This argument is true, although sometimes the importance of uncertainty can be overstated. Still, isn’t it odd that we’re not hearing it in regard to the debt limit negotiations? A debt limit standoff certainly fosters uncertainty, discouraging investment and growth.

The biggest problem that a debt limit impasse could create would be the creation of uncertainty about whether the government will default on interest payments. However, as I’ve written before, I think there is actually very little risk of that (and the bond markets seem to agree, as bond yields are not spiking.)

But there are other ways that the debt limit fight certainly creates uncertainty. The biggest unknown is this: if we get to early August without an increase and Treasury starts selectively delaying payment of bills, what will go unpaid?

Will the government shut down infrastructure projects, as happened in California during a 2010 budget impasse? That risk may be discouraging investment in the construction industry.
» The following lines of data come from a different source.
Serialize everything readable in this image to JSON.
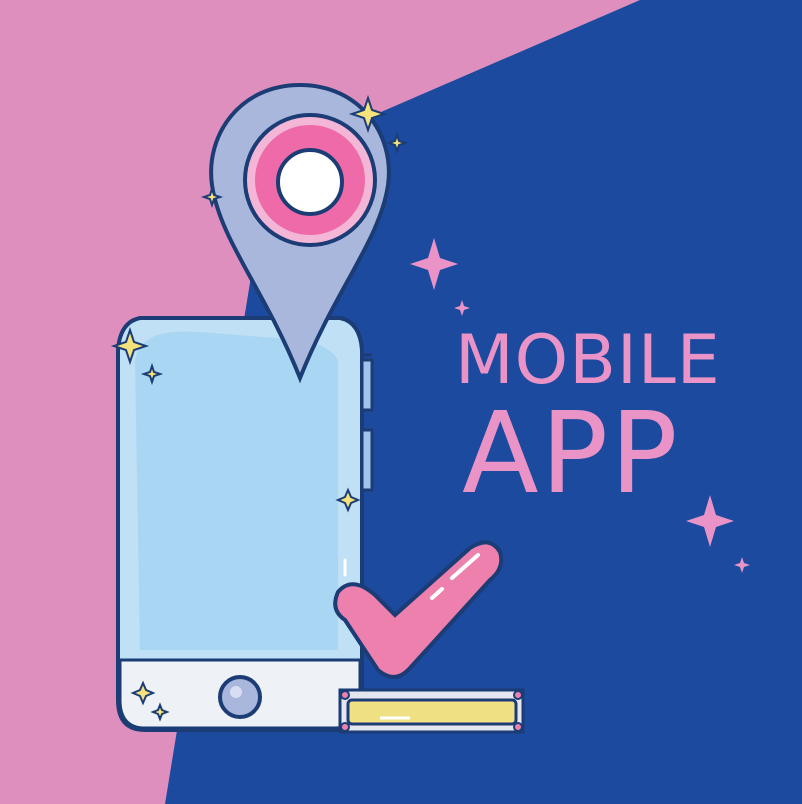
{
  "title": {
    "line1": "MOBILE",
    "line2": "APP"
  },
  "colors": {
    "pink_bg": "#de8fbd",
    "navy_bg": "#1c4a9e",
    "accent_pink": "#e993c7",
    "phone_body": "#bfe0f5",
    "pin_fill": "#a9b7dd",
    "check_pink": "#ee80ad",
    "sparkle_yellow": "#f5e27a",
    "bar_yellow": "#efe083",
    "outline": "#1b3c75"
  },
  "icons": [
    "location-pin-icon",
    "check-mark-icon",
    "sparkle-icon",
    "home-button-icon"
  ]
}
Will national parks shut down? That risk might be discouraging investment in tourism. Will federal workers be paid with IOUs instead of cash? That is a relevant risk for any person considering investment in the federal worker-heavy Washington area. The possibility that Social Security checks could be delayed is a worry for any business that caters to seniors. And so on.

As with any policy, there could be good reasons to manufacture a debt limit impasse despite the uncertainty it creates. (In my view, there aren’t, but there could be.) Still, opponents of a clean debt limit increase need to account for the uncertainty that their preferred policy will foster.

Most Popular

Economy & Business

The Swamp: Navarro Nucor Edition

The Wall Street Journal has a story today about the ties between President Trump's trade adviser, Peter Navarro, and the biggest steel company in the U.S. -- Nucor Corp. It is particularly interesting in light of the stiff steel tariffs successfully pushed by Navarro, which he championed ever since he joined the ... Read More


EMPIRICAL   As I can fathom neither endlessness nor the miracle work of deities, I hypothesize, assume, and guess.   The fact that I love you and you love me is all I can prove and proves me. — This poem appears in the April 2 print issue of National Review. Read More

Nancy MacLean Won’t Quit

One of the biggest intellectual jousting matches last year was between Duke history professor Nancy MacLean, who wrote a slimy, dishonest book about Nobel Prize–winning economist James Buchanan and the whole limited-government movement, and the many scholars who blasted holes in it. If it had been a boxing ... Read More
Politics & Policy

Rolling Back Dodd-Frank

The Senate on Wednesday passed a bill that would roll back parts of Dodd-Frank. The vote was 67–31, with 17 members of the Democratic caucus breaking party lines. If the legislation passes the House and is signed, it will be the largest change to the controversial financial-reform package since it became law in ... Read More

How Germany Vets Its Refugees

At the height of the influx of refugees into Germany in 2015–17, there was little doubt that mixed among the worthy cases were economic migrants taking advantage of the chaos to seek their fortunes in Europe. Perhaps out of instinctive pro-immigrant sentiment, Germany’s Left obscured the difference. Its ... Read More